What makes a quality art curriculum? What ideas did you take from the articles and chapter 9 to help you develop it?

The readings together with hands on experience have come to the conclusion that art can miss its mark and target of making an impact in the lives of students if they can not relate. Art curriculum needs to be filled with fresh, relevant, current issues and artists; just as importantly as art history needs to play a foundational role. It is easy to stick to lessons we have done as students, observed in field experience, or taught ourselves before, but teaching the same lessons over and over can lead to more than one problem. First, it fails to incorporate new trends in our society that students may very well be interested in. Second, we fail to continue to push ourselves as art educators, as students ourselves, as life long learners. If we never try anything new, we never expand our own horizons as we so often demand of our students. Lastly, using the same lessons over and over will quite simply become boring. It will bore us as teachers, and our students will sense that boredom in place of the energy and enthusiasm we should bring with new lessons and they in turn will become bored. I personally like the challenge of finding a contemporary artist as well as a historical reference for every lesson I may teach. It's not something I have tested myself with in the past, but I think I will try moving forward now. Art history is important to see where we've come from, and contemporary art shows us where we are. Instead of choosing one or the other, think of how much more interesting the lesson would be if we used both and discussed how we got from history to today. My favorite reminder from chapter 9 was to contextualize the lesson historically, and rationalize why you are teaching it. If you can produce strong answers to both, then you should have a strong lesson to share with your students.

Sunday, January 17, 2010

Blog Numero Uno

Think about your experiences in high school, how do you think your past experiences may influence your expectations about high school students? What kind of high school student were you? What fears do you have about working with high school students? What do you think you will learn? What are you most excited about?

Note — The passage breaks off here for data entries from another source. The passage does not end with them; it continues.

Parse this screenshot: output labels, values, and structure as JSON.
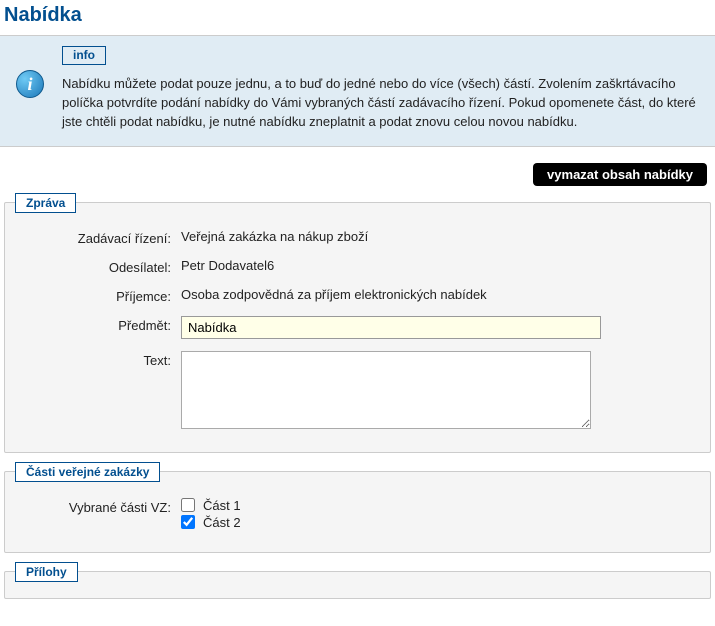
{
  "page": {
    "title": "Nabídka"
  },
  "info": {
    "badge": "info",
    "text": "Nabídku můžete podat pouze jednu, a to buď do jedné nebo do více (všech) částí. Zvolením zaškrtávacího políčka potvrdíte podání nabídky do Vámi vybraných částí zadávacího řízení. Pokud opomenete část, do které jste chtěli podat nabídku, je nutné nabídku zneplatnit a podat znovu celou novou nabídku."
  },
  "actions": {
    "clear": "vymazat obsah nabídky"
  },
  "message": {
    "legend": "Zpráva",
    "labels": {
      "procedure": "Zadávací řízení:",
      "sender": "Odesílatel:",
      "recipient": "Příjemce:",
      "subject": "Předmět:",
      "text": "Text:"
    },
    "values": {
      "procedure": "Veřejná zakázka na nákup zboží",
      "sender": "Petr Dodavatel6",
      "recipient": "Osoba zodpovědná za příjem elektronických nabídek",
      "subject": "Nabídka",
      "text": ""
    }
  },
  "parts": {
    "legend": "Části veřejné zakázky",
    "label": "Vybrané části VZ:",
    "items": [
      {
        "label": "Část 1",
        "checked": false
      },
      {
        "label": "Část 2",
        "checked": true
      }
    ]
  },
  "attachments": {
    "legend": "Přílohy"
  }
}
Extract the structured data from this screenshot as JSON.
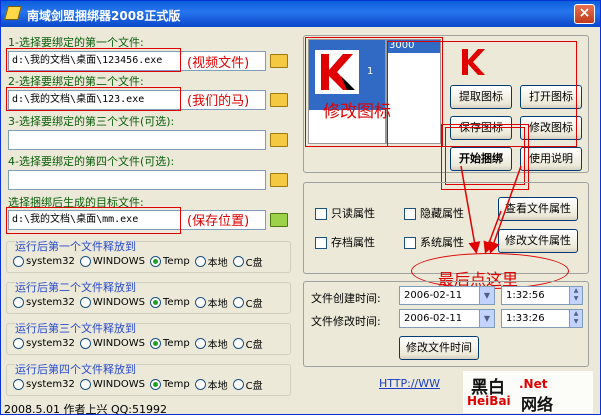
{
  "window": {
    "title": "南域剑盟捆绑器2008正式版",
    "close": "×"
  },
  "left": {
    "f1": {
      "label": "1-选择要绑定的第一个文件:",
      "value": "d:\\我的文档\\桌面\\123456.exe",
      "note": "(视频文件)"
    },
    "f2": {
      "label": "2-选择要绑定的第二个文件:",
      "value": "d:\\我的文档\\桌面\\123.exe",
      "note": "(我们的马)"
    },
    "f3": {
      "label": "3-选择要绑定的第三个文件(可选):",
      "value": ""
    },
    "f4": {
      "label": "4-选择要绑定的第四个文件(可选):",
      "value": ""
    },
    "target": {
      "label": "选择捆绑后生成的目标文件:",
      "value": "d:\\我的文档\\桌面\\mm.exe",
      "note": "(保存位置)"
    },
    "release": [
      {
        "label": "运行后第一个文件释放到",
        "selected": 2
      },
      {
        "label": "运行后第二个文件释放到",
        "selected": 2
      },
      {
        "label": "运行后第三个文件释放到",
        "selected": 2
      },
      {
        "label": "运行后第四个文件释放到",
        "selected": 2
      }
    ],
    "options": [
      "system32",
      "WINDOWS",
      "Temp",
      "本地",
      "C盘"
    ]
  },
  "right": {
    "icon_index": "1",
    "list_value": "3000",
    "note": "修改图标",
    "buttons": {
      "extract": "提取图标",
      "open": "打开图标",
      "save": "保存图标",
      "modify": "修改图标",
      "start": "开始捆绑",
      "help": "使用说明",
      "view_attr": "查看文件属性",
      "modify_attr": "修改文件属性",
      "modify_time": "修改文件时间"
    },
    "attrs": {
      "readonly": "只读属性",
      "hidden": "隐藏属性",
      "archive": "存档属性",
      "system": "系统属性"
    },
    "final_note": "最后点这里",
    "created": {
      "label": "文件创建时间:",
      "date": "2006-02-11",
      "time": "1:32:56"
    },
    "modified": {
      "label": "文件修改时间:",
      "date": "2006-02-11",
      "time": "1:33:26"
    },
    "url": "HTTP://WW"
  },
  "status": {
    "text": "2008.5.01   作者上兴   QQ:51992"
  },
  "watermark": {
    "cn1": "黑白",
    "net": ".Net",
    "cn2": "网络",
    "en": "HeiBai"
  },
  "colors": {
    "accent": "#e00000",
    "label": "#0a5e0a",
    "title": "#0a5fd8"
  }
}
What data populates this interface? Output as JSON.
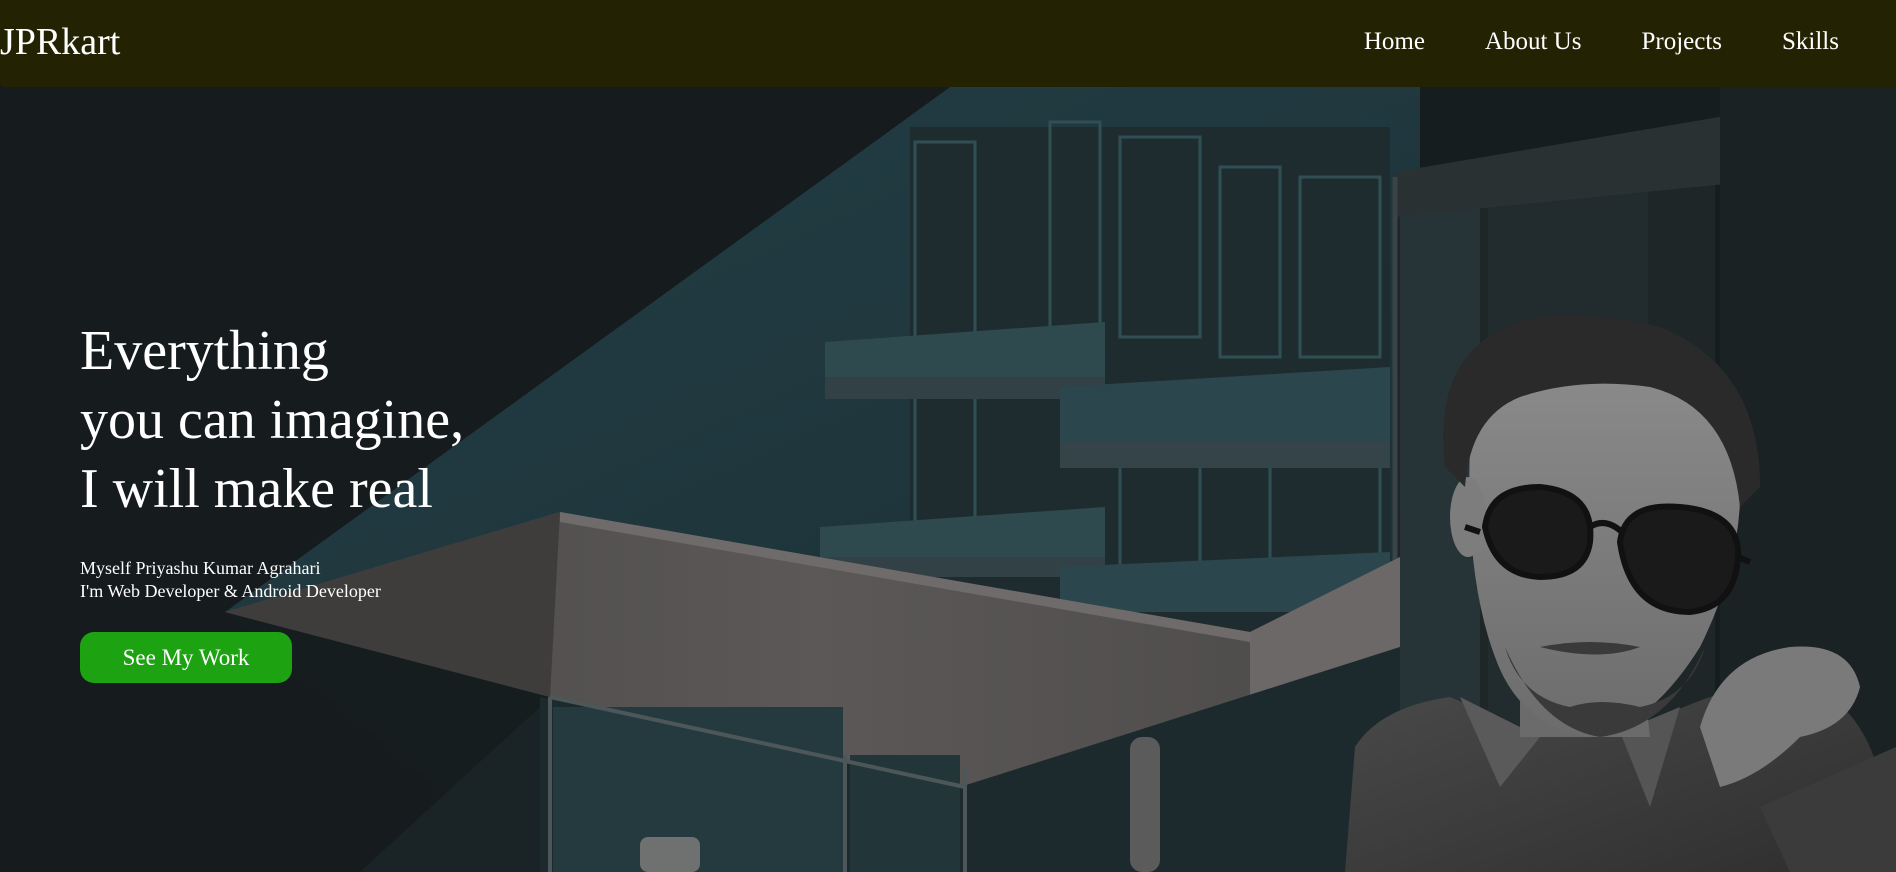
{
  "navbar": {
    "brand": "JPRkart",
    "links": [
      "Home",
      "About Us",
      "Projects",
      "Skills"
    ]
  },
  "hero": {
    "headline": [
      "Everything",
      "you can imagine,",
      "I will make real"
    ],
    "intro": [
      "Myself Priyashu Kumar Agrahari",
      "I'm Web Developer & Android Developer"
    ],
    "cta_label": "See My Work"
  },
  "colors": {
    "navbar_bg": "#232304",
    "hero_bg": "#161d1f",
    "cta_bg": "#1da212",
    "text": "#ffffff"
  }
}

My family moved towns during my high school career, between freshman and sophomore years. For me, art was my rock and my constant that helped me transition and find my place in a new school. My art teachers of three years at my second school had high expectations for me. I moved in late as a sophomore and registered late, so ended up in the senior advanced 2D class my first semester. It was in this class I discovered my love for printmaking. I was a responsible, fairly focused high school student. I worked hard to create quality art, was heavily involved in activities and leadership roles in and out of the classroom. By my senior year I had taken so many classes that I had two periods a day for "senior study" in the art room which consisted of sitting in on classes and working independently on my own projects. My biggest fears for teaching secondary art involve dealing with students that sat across from in my drawing class junior year; students who were unmotivated and did not care about their education or future. I wonder how I will combat apathy in the art room; and how I will build a program that dispels the stereotype that art classes are "easy A's". I think I will learn a great deal from my future students, though it is hard to tell just what until I am in the moment working along side them. I am excited to find streams of passion and interests in my students; and to help them dream of the future and how art will play a role in their life. I am excited at the prospect of traveling abroad to teach and continuing to learn about art in other cultures and to spread an appreciation for the power art has.

Artwork above was created fall 2009; examples of my prints and stationary sets. My art currently deals with organic plant-like forms and the print at the bottom is entitled Bitter Beauty; to this day I personally use art to work through everyday emotional,mental,social issues I encounter; as my therapy.